EXERCISE DETAILS: Where a line in the material below has the string "JSON", please report it.

DATASET RECORDS:
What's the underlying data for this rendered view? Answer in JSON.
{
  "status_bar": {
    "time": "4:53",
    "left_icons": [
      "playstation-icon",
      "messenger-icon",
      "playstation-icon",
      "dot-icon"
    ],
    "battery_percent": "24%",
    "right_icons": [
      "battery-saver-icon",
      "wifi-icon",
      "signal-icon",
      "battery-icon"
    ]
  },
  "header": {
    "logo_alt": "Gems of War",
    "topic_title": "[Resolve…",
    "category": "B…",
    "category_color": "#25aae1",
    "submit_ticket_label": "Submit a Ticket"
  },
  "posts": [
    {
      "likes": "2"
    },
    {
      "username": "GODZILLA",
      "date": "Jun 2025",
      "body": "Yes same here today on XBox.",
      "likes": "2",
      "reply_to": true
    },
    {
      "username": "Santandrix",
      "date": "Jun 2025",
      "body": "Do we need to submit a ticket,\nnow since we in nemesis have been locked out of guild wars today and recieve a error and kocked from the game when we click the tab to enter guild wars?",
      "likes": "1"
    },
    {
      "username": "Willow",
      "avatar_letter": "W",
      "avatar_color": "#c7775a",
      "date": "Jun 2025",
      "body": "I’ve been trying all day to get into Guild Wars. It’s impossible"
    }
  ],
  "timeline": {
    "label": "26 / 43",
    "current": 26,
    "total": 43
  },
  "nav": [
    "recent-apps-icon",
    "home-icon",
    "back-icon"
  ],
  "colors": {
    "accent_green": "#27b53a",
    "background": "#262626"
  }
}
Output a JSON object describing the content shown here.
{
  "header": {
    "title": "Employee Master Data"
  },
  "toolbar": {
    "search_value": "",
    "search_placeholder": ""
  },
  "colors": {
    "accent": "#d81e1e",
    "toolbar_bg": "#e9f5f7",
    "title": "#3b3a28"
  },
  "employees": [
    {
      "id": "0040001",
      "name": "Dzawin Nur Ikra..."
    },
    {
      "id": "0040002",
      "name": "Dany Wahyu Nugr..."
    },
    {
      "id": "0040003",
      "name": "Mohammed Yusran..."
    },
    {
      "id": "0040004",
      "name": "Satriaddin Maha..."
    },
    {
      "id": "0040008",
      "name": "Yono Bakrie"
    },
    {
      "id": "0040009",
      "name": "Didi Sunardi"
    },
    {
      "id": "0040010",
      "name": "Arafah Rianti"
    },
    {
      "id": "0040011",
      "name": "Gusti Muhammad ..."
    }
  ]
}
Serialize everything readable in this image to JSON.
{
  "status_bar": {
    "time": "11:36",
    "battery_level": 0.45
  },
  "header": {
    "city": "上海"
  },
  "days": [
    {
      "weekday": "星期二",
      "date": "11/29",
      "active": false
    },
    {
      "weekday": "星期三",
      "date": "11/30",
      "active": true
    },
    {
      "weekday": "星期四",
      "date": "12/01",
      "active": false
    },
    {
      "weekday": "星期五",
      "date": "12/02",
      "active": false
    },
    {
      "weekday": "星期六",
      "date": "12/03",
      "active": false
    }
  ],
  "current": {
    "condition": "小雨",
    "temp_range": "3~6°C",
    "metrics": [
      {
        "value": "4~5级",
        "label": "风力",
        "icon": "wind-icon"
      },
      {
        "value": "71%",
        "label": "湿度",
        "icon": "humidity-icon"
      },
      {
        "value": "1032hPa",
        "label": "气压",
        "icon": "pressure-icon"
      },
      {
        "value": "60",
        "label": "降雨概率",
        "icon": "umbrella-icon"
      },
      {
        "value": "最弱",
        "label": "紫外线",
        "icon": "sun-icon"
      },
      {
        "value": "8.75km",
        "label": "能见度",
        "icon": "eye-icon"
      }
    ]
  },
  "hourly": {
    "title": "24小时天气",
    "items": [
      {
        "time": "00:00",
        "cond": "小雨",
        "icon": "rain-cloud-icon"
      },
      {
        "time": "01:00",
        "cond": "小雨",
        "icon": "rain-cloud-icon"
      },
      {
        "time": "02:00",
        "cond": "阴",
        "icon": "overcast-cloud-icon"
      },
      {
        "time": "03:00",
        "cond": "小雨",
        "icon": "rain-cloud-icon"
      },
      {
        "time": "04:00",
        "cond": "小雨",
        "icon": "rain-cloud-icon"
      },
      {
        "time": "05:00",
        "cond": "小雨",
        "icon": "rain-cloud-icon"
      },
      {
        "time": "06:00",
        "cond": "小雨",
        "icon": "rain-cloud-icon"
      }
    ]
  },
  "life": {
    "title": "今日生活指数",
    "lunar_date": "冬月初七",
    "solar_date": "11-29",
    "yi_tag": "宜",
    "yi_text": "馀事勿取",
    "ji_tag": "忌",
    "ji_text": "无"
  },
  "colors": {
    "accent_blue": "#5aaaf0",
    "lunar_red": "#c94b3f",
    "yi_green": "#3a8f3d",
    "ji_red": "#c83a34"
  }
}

TASK RESPONSE:
What's the underlying data for this rendered view? Answer in JSON.
Output a JSON object describing the content shown here.
Serialize everything readable in this image to JSON.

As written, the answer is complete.